- Year 2019
- NSF Noyce Award # 1557326
- First Name M. Kathleen
- Last Name Heid
- Discipline Math
Gina Foletta, Pennsylvania State University, firstname.lastname@example.org; Rose Mary Zbiek, Pennsylvania State University, email@example.com; James Sellers, Pennsylvania State University, firstname.lastname@example.org
Gina Foletta, Pennsylvania State University, email@example.com
The mathematics teacher shortage is even more problematic in urban and rural settings. Prospective rural teachers are thought to be more likely than urban or suburban teachers to out-migrate to a suburban or urban school (Eppley, 2009). Rural education researchers advise that this out-migration of rural teachers must be addressed through collaborations between ‘local’ universities and rural schools and that recruiting locally is key to addressing the issue (Eppley, 2009; McCaw, Freeman, & Pilhower, 2002; National Comprehensive Center for Teacher Quality, 2007). Teachers leave high poverty, high minority, and urban schools at a rate higher than those leaving wealthy schools (Ingersoll, 2011). Preservice teachers’ beliefs about urban teaching settings, social justice, and diversity are important factors in developing commitments to teach, and perhaps to remain teaching, in urban schools (Aragon, Culpepper, McKee, & Perkins, 2013).
The Penn State University Secondary Mathematics Noyce Scholars Program has four major goals: (a) Increase number of math majors who become certified to teach secondary mathematics. (b) Enhance the understanding by prospective secondary mathematics students of teaching mathematics in high-need rural and urban schools. (c) Identify factors of the program that may lead to mathematics majors in the Penn State Noyce program accepting or not accepting positions teaching mathematics in high-need rural and urban schools. (d) Identify factors that may lead to the retention or lack of retention of mathematics majors in the Penn State Noyce program teaching mathematics in high-need rural and urban schools.
The Program will identify, and prepare as secondary mathematics teachers, undergraduates with interest and ability in mathematics and interest in teaching in high-need rural or urban-centered school districts.
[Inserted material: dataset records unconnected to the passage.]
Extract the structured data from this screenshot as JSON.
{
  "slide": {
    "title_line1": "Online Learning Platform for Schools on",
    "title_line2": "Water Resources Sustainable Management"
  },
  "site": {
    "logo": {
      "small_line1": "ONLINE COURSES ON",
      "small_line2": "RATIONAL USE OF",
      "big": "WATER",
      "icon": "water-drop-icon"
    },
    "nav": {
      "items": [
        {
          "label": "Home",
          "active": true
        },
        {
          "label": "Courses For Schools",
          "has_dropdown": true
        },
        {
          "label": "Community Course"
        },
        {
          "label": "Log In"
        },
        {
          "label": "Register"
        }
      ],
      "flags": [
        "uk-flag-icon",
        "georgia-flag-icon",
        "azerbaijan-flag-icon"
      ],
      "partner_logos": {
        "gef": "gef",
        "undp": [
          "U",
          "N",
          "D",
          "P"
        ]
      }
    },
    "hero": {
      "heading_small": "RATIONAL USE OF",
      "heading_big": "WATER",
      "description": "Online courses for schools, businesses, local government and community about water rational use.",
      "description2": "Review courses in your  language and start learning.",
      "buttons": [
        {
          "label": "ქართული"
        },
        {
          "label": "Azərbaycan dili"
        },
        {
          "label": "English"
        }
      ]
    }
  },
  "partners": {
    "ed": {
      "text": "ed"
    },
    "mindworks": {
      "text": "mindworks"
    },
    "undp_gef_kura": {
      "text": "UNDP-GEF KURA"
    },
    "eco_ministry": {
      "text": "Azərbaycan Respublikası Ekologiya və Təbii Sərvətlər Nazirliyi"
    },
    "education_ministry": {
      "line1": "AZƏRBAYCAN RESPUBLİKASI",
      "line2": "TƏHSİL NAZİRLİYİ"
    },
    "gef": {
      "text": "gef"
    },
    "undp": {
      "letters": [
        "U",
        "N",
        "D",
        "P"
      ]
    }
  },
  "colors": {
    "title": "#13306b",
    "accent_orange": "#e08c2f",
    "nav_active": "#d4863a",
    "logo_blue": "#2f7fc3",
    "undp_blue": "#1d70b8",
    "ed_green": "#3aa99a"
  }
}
Each student who completes the program, a Noyce Scholar, will graduate with a bachelor’s degree in mathematics as well as with a bachelor’s degree in secondary education (mathematics) or a master’s degree in mathematics education. Framing the Project is the construct of place-based education, which provides principles for teaching that apply to the nuances of high-need urban and rural schools. The framework informs seminars unique in that they bring the expertise of scholars in urban education, rural education, poverty, identity, and place-based curriculum. The connection to mathematics is made through the direct relationship of place-based education to mathematical modeling as mathematical practice.
The first Noyce scholars began the Program in August 2017. Key deliverables include the seminar curriculum, partnerships of university and at least five urban and rural school districts. Anticipated outcomes and findings will include a detailed description of the preparation and the enduring understandings of teachers who enter teaching positions in high-need urban and rural school. The project will inform the field about the effects on prospective and beginning teachers in high-need urban and rural schools of intensive practicum experiences in those schools; a philosophical orientation of teaching as place-based; and extensive integrated background in mathematics, technology, mathematics education. It will provide information on factors that influence the desire to teach in and remain teaching in high-need schools, especially in the context of a program that gives concerted attention to place-based instruction in rural and urban settings.
The project will have a broader impact in that each of the Noyce Scholars who takes a position in a high-need school is likely to have a positive effect on more than 150 students per year, in settings that regularly experience shortages of secondary mathematics teachers. The careful selection of Scholars who have an interest in or background in urban-centered or rural schools, the extensive mentoring program, initial experience working with students from high-need schools, and extensive preparation in both mathematics and mathematics education, is designed to increase the likelihood of Noyce Scholars to continue to teach in a high-need school. The leadership experience that the Noyce Scholars have in planning and presenting to colleagues and to groups of teachers at conferences will better position them to take on leadership roles in mathematics teaching at their schools.